Search the data below for the word "city" and copy each line that holds it.

[[ Data for processing, beginning ]]

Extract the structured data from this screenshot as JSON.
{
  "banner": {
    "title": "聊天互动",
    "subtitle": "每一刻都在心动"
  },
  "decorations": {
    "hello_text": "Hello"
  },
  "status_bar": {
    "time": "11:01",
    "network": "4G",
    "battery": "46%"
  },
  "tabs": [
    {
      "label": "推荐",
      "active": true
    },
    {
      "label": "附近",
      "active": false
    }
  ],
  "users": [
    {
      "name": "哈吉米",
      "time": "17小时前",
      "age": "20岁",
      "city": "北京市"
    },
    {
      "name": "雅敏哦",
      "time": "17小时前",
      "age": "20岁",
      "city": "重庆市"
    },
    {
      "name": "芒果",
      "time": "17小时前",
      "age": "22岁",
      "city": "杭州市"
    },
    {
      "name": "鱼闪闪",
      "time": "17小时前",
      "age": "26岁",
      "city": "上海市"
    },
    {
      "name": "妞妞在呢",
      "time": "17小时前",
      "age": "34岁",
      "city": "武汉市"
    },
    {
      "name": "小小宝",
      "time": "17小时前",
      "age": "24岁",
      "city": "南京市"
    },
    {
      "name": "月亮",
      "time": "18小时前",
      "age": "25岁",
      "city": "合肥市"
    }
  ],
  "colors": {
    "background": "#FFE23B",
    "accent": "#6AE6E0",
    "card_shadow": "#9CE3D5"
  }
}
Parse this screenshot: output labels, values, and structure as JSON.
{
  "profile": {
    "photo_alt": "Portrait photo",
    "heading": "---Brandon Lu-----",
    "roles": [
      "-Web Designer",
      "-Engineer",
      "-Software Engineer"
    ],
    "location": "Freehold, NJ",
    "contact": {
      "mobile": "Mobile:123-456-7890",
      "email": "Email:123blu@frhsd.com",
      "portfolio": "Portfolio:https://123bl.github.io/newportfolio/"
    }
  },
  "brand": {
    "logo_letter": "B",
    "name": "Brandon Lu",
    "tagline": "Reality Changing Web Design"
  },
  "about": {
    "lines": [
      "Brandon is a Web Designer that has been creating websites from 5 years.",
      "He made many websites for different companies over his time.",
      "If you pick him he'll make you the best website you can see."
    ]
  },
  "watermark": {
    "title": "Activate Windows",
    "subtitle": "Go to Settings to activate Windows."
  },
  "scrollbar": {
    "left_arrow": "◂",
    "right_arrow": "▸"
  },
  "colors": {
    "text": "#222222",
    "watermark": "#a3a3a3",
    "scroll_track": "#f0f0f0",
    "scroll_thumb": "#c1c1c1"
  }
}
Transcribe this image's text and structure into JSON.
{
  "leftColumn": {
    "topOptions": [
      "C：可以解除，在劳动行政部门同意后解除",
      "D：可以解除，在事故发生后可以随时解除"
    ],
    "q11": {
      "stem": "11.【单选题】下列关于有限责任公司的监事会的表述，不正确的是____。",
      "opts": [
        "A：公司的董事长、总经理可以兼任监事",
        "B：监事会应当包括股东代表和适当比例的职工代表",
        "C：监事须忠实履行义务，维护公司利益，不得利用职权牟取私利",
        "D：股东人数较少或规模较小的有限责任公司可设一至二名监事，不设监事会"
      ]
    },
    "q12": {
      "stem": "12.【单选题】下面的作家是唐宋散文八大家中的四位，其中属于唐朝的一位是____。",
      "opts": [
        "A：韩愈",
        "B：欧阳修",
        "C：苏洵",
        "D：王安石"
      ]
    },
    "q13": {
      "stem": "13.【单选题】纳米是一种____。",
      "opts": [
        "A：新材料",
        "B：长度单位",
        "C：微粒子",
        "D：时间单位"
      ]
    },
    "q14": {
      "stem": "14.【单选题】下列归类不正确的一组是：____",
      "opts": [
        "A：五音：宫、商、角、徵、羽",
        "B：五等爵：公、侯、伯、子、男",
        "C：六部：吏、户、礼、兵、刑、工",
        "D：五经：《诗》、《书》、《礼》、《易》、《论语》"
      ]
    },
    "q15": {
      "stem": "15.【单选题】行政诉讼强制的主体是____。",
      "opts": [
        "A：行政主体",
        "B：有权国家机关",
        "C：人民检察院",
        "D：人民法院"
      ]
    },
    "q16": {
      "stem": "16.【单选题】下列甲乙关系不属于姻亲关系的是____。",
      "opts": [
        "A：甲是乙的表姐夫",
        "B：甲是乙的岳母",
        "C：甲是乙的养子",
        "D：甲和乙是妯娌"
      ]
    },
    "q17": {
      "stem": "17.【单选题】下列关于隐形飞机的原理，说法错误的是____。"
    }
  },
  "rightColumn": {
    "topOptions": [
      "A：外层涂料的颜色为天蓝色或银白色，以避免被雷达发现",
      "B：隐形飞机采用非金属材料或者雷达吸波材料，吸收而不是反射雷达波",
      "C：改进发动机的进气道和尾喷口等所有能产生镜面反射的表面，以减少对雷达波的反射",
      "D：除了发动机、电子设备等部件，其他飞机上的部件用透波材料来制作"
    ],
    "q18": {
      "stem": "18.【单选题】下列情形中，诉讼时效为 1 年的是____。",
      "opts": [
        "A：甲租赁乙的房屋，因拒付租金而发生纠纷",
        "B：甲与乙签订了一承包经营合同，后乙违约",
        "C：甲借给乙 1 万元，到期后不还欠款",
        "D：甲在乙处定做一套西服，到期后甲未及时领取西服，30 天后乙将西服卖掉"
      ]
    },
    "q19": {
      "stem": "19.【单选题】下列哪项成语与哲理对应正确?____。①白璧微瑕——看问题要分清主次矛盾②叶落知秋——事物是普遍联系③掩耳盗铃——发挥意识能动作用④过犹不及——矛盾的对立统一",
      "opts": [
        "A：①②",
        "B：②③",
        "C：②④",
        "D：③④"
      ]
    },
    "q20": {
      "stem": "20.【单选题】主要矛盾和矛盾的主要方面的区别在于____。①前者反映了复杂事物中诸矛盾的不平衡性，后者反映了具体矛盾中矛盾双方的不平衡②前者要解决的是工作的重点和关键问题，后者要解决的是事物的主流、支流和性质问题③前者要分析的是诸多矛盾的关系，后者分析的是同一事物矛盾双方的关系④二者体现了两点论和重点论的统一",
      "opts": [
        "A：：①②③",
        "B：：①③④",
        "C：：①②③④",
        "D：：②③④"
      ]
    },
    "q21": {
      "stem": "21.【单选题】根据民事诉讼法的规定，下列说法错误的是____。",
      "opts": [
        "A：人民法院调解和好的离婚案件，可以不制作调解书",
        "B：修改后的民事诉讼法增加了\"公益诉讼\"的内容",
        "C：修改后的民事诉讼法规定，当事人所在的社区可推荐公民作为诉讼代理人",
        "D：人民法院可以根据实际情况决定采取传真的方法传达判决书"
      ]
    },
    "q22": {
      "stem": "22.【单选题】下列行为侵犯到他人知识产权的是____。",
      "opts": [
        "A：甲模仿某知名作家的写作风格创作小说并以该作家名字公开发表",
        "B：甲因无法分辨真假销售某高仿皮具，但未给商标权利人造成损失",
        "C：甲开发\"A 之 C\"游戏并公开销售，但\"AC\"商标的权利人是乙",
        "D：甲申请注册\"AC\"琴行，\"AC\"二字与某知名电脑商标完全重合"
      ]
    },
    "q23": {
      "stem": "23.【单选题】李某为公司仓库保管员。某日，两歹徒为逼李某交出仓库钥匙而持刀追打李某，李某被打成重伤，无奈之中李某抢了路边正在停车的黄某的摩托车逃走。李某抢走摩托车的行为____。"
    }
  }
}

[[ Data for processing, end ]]

* **Problem solution**:
      "city": "北京市"
      "city": "重庆市"
      "city": "杭州市"
      "city": "上海市"
      "city": "武汉市"
      "city": "南京市"
      "city": "合肥市"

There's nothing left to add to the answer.